Task item - Among the lines below, tally those that contain "data" and respond with the total only.
────────────────
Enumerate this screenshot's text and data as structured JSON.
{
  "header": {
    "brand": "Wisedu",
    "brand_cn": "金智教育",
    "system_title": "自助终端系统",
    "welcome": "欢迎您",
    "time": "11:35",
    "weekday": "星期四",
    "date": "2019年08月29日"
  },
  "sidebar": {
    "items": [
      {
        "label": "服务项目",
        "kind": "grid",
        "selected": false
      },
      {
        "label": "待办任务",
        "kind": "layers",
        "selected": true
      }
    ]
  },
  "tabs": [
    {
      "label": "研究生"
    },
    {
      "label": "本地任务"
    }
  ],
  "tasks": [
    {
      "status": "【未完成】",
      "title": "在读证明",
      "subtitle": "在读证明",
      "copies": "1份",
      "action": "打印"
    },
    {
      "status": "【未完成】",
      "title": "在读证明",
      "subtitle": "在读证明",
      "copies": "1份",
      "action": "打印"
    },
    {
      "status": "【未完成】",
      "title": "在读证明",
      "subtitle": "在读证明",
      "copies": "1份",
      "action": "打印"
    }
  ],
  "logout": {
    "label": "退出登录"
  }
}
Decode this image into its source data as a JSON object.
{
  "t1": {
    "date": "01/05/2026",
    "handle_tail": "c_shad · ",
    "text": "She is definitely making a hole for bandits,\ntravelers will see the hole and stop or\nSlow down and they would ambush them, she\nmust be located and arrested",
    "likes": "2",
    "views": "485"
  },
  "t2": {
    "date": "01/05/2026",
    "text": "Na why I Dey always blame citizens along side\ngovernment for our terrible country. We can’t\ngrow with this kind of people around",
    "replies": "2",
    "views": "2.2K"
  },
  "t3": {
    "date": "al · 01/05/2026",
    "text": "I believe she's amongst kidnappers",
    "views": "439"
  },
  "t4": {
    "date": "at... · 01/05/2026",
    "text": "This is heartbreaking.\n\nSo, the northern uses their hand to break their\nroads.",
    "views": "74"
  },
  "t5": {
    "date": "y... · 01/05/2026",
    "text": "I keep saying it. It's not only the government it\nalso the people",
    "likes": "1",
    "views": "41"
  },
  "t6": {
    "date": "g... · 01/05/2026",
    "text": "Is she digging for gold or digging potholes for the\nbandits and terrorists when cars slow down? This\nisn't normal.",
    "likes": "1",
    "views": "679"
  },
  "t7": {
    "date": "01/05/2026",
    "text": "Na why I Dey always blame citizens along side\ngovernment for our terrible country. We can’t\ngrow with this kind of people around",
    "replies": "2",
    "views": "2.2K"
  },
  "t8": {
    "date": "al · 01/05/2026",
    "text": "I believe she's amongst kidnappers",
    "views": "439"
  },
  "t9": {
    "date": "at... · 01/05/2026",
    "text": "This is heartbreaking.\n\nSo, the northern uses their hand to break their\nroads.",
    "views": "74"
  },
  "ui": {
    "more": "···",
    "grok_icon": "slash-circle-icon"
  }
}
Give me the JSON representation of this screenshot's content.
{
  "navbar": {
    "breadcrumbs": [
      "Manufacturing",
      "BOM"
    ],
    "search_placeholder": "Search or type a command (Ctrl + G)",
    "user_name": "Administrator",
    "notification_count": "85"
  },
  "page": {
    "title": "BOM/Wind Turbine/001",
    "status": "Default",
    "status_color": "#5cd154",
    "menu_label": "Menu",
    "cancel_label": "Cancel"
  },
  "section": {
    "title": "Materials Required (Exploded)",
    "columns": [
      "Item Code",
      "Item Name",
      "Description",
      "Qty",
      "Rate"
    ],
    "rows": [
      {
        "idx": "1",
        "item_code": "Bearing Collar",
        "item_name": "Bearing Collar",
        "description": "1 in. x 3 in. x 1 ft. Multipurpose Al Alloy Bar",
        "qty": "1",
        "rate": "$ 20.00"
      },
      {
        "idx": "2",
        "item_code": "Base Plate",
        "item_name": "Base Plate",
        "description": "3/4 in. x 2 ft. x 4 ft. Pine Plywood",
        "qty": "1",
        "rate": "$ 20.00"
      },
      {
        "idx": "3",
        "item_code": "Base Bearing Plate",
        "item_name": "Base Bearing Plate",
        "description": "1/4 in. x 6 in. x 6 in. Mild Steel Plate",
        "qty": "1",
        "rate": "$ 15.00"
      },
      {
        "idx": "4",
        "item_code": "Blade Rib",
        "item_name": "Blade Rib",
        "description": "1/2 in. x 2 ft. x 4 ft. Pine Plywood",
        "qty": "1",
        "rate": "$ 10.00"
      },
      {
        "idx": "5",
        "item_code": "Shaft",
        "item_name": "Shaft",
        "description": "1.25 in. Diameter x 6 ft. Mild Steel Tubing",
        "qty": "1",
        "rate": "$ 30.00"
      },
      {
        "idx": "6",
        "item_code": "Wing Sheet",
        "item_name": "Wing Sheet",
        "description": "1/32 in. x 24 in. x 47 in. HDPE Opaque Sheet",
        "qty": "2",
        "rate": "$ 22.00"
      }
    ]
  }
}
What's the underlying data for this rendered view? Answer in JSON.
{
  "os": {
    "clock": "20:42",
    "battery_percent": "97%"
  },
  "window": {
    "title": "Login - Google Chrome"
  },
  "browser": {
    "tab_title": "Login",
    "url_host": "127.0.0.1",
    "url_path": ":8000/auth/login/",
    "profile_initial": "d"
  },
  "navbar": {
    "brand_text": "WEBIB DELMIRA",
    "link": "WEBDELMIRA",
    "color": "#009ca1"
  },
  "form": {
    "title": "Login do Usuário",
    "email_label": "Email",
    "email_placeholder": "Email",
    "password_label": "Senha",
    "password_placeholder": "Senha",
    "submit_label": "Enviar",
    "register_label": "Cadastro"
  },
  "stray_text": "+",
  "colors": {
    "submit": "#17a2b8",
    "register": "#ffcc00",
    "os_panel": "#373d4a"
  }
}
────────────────
Expected answer - 3